** THE PROBLEM **
Which of the lines below include "JSON"? Each one should be copied out.

(Interface dataset entries)
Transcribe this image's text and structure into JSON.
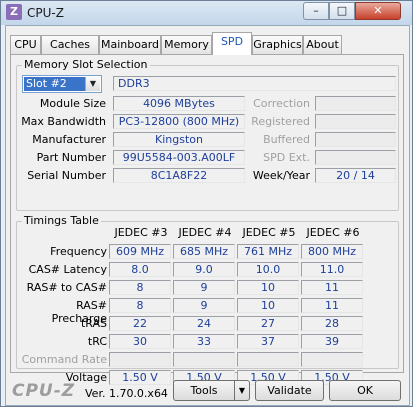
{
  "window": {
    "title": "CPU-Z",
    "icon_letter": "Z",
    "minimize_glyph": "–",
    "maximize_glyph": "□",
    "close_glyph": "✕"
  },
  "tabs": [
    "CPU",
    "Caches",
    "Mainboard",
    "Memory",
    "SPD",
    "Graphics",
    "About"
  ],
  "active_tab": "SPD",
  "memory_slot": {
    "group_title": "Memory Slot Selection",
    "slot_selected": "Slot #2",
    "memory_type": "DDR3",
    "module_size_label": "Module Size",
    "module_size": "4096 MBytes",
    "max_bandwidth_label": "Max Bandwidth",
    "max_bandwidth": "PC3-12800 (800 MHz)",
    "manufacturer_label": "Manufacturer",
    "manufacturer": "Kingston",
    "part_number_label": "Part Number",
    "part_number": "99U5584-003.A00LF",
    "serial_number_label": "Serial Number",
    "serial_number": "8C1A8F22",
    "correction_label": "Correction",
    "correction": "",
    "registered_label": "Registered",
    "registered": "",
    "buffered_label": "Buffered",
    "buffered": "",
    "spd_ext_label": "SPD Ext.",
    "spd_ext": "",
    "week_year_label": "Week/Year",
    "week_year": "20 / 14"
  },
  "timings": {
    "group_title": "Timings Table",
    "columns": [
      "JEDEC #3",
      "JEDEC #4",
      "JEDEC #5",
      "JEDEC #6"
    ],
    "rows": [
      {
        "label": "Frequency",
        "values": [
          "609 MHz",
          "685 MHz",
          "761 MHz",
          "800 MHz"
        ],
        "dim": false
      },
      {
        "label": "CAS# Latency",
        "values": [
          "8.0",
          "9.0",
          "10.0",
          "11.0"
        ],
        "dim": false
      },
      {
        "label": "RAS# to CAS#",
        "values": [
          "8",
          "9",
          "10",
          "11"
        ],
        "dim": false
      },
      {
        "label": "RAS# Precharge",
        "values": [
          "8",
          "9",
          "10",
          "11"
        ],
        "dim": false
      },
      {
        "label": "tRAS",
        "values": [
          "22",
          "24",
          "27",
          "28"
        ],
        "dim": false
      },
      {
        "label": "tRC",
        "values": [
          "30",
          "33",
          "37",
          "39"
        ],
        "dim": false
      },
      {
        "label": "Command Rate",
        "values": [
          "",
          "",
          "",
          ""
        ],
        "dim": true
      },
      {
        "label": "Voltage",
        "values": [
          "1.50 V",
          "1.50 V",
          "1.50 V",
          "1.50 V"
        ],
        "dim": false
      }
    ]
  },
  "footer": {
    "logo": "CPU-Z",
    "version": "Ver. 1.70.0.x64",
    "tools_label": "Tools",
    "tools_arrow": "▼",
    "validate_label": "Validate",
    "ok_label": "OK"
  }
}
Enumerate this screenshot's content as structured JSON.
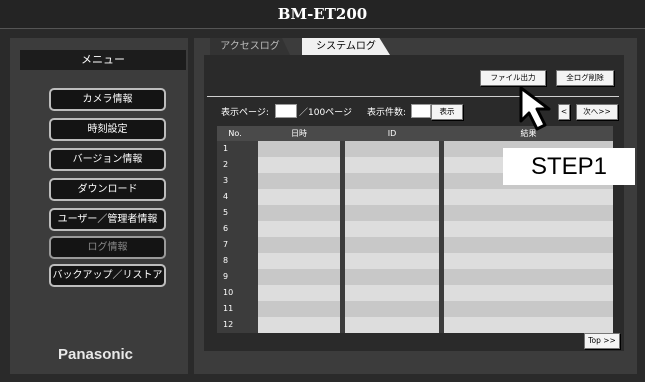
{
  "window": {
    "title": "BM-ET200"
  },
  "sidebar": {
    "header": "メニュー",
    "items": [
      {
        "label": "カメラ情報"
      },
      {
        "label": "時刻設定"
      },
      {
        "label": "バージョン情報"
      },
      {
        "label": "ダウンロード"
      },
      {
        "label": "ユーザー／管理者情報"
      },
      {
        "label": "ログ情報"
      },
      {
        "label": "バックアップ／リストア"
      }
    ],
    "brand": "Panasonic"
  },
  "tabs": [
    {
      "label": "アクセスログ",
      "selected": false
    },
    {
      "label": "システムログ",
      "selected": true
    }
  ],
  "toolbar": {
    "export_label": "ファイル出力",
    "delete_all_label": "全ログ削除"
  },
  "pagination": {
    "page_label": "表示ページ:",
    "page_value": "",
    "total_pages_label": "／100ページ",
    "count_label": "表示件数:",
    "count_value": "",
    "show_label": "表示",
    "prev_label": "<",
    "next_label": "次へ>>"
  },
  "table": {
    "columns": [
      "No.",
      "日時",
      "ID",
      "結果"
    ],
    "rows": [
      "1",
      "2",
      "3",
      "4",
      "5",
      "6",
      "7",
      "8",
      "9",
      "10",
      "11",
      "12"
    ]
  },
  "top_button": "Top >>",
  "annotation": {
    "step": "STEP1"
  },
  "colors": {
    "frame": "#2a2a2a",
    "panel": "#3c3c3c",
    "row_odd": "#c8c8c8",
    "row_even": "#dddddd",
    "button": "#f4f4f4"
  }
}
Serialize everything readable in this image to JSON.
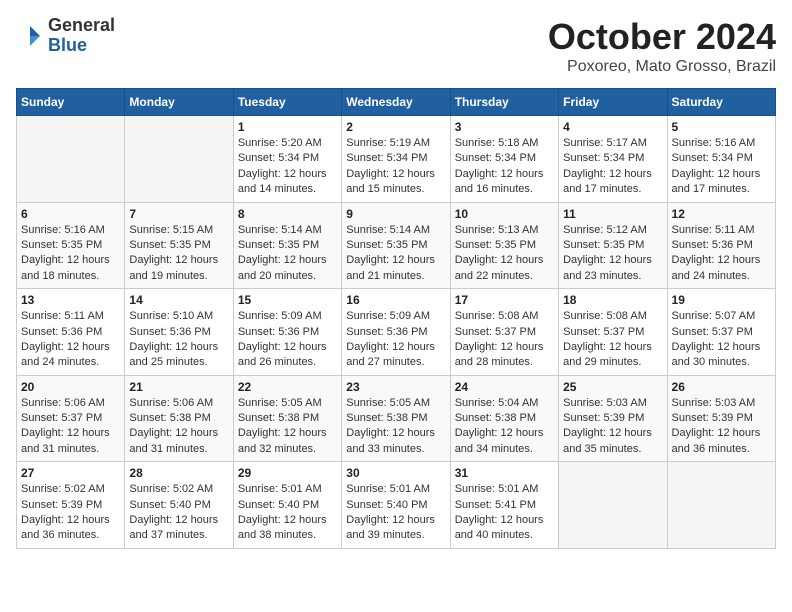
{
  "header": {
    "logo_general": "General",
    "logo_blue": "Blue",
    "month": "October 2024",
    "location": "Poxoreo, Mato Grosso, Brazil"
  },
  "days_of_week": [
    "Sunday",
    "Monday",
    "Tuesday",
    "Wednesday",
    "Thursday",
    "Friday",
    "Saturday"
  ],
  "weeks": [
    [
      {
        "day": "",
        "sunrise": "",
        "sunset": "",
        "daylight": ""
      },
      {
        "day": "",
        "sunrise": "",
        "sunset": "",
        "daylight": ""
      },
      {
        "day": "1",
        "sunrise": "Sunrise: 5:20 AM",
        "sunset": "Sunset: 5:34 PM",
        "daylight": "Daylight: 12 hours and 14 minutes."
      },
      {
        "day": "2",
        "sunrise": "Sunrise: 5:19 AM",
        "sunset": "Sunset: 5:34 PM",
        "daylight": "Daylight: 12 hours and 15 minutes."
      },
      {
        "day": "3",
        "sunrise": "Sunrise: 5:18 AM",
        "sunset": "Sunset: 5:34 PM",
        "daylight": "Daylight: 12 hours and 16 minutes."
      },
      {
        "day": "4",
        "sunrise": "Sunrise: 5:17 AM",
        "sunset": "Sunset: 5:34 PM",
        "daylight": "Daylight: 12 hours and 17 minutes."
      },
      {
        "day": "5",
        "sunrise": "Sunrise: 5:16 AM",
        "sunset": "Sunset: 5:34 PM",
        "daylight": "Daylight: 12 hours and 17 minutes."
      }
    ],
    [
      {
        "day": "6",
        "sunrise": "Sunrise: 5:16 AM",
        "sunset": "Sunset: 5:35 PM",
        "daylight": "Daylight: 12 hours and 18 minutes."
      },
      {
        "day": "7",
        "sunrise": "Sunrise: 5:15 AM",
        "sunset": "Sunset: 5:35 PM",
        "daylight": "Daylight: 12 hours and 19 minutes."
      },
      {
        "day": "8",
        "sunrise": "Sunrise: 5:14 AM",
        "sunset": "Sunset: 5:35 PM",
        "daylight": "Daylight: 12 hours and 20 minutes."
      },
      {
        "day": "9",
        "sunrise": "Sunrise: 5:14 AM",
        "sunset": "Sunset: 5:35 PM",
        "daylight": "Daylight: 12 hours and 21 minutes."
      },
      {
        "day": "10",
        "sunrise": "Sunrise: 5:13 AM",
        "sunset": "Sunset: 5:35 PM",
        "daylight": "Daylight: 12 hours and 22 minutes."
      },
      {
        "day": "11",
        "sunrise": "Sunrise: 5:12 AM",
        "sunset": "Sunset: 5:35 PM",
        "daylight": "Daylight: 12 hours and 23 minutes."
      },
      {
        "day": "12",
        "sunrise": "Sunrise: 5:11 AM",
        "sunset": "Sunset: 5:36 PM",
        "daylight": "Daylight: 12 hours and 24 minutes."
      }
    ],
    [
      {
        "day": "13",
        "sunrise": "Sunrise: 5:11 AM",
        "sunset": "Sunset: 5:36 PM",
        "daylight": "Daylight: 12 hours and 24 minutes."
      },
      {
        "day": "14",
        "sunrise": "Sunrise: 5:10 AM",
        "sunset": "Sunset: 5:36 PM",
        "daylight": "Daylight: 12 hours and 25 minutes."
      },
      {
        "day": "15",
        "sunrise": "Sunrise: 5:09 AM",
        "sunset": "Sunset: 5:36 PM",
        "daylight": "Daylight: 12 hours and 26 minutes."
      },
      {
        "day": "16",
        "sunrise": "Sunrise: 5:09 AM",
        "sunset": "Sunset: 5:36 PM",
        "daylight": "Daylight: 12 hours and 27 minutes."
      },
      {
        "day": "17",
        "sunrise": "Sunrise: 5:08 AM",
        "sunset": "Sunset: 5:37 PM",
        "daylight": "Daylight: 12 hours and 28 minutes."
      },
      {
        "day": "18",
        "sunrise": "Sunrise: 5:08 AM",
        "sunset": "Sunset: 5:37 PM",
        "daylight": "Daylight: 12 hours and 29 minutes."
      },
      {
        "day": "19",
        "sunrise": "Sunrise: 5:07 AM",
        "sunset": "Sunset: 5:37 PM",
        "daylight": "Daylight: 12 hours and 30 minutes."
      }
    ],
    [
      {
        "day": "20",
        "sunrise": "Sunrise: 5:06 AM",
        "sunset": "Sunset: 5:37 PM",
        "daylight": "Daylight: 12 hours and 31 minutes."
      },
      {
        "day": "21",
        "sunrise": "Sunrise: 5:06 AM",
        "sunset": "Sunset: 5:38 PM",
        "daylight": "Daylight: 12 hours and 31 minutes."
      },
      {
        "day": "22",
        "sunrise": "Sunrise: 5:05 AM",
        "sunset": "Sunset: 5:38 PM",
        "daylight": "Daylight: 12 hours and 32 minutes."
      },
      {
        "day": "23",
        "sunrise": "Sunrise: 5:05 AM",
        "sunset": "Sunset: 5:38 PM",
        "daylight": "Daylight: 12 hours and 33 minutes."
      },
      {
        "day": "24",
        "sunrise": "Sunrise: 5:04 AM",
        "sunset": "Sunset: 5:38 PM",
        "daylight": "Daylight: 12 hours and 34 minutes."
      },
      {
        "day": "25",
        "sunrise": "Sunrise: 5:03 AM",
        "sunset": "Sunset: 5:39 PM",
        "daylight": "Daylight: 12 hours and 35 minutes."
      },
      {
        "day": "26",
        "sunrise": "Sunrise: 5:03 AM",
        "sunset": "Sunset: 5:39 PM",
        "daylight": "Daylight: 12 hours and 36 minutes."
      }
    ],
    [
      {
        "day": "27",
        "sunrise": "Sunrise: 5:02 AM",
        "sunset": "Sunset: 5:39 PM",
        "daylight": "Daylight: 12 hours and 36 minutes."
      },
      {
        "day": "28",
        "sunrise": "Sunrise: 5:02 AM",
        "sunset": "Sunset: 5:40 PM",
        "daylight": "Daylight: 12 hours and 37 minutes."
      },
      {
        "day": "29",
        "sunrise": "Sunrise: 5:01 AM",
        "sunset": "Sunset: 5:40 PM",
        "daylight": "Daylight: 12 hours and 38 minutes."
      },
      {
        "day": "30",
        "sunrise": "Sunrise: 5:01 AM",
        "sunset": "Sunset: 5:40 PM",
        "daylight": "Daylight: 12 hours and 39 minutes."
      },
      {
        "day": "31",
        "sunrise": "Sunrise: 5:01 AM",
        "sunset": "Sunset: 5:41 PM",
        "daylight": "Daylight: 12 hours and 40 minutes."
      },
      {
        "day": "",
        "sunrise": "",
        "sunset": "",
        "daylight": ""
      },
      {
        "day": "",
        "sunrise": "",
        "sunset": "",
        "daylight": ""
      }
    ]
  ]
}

** RESPONSE TO THE EXERCISE **
Transcribe this image's text and structure into JSON.
Enumerate this screenshot's content as structured JSON.
Serialize everything readable in this image to JSON.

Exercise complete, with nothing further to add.